> **Work instructions**:
Beginning with the first entry, set down each one exactly as shown.

App and web page records:
☆ ☆ ☆

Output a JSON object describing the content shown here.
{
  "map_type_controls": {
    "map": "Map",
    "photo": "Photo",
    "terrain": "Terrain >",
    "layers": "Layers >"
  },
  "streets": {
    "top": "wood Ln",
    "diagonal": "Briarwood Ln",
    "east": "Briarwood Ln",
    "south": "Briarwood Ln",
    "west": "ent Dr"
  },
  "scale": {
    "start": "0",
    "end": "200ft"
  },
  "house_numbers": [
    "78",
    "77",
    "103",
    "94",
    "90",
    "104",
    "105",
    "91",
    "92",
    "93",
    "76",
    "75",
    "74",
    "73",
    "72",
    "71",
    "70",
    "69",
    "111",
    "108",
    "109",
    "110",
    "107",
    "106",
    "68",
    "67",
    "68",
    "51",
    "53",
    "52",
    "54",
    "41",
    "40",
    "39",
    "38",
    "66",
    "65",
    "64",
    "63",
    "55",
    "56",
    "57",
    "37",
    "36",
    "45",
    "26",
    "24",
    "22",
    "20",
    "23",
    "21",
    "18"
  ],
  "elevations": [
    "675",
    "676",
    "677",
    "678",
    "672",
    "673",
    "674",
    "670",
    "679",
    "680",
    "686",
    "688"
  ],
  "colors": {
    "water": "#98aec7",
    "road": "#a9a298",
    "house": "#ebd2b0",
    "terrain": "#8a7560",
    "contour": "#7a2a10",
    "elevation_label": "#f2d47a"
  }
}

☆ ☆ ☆

> **Reply to the exercise**:
Output a JSON object describing the content shown here.
{
  "map_type_controls": {
    "map": "Map",
    "photo": "Photo",
    "terrain": "Terrain >",
    "layers": "Layers >"
  },
  "streets": {
    "top": "wood Ln",
    "diagonal": "Briarwood Ln",
    "east": "Briarwood Ln",
    "south": "Briarwood Ln",
    "west": "ent Dr"
  },
  "scale": {
    "start": "0",
    "end": "200ft"
  },
  "house_numbers": [
    "78",
    "77",
    "103",
    "94",
    "90",
    "104",
    "105",
    "91",
    "92",
    "93",
    "76",
    "75",
    "74",
    "73",
    "72",
    "71",
    "70",
    "69",
    "111",
    "108",
    "109",
    "110",
    "107",
    "106",
    "68",
    "67",
    "68",
    "51",
    "53",
    "52",
    "54",
    "41",
    "40",
    "39",
    "38",
    "66",
    "65",
    "64",
    "63",
    "55",
    "56",
    "57",
    "37",
    "36",
    "45",
    "26",
    "24",
    "22",
    "20",
    "23",
    "21",
    "18"
  ],
  "elevations": [
    "675",
    "676",
    "677",
    "678",
    "672",
    "673",
    "674",
    "670",
    "679",
    "680",
    "686",
    "688"
  ],
  "colors": {
    "water": "#98aec7",
    "road": "#a9a298",
    "house": "#ebd2b0",
    "terrain": "#8a7560",
    "contour": "#7a2a10",
    "elevation_label": "#f2d47a"
  }
}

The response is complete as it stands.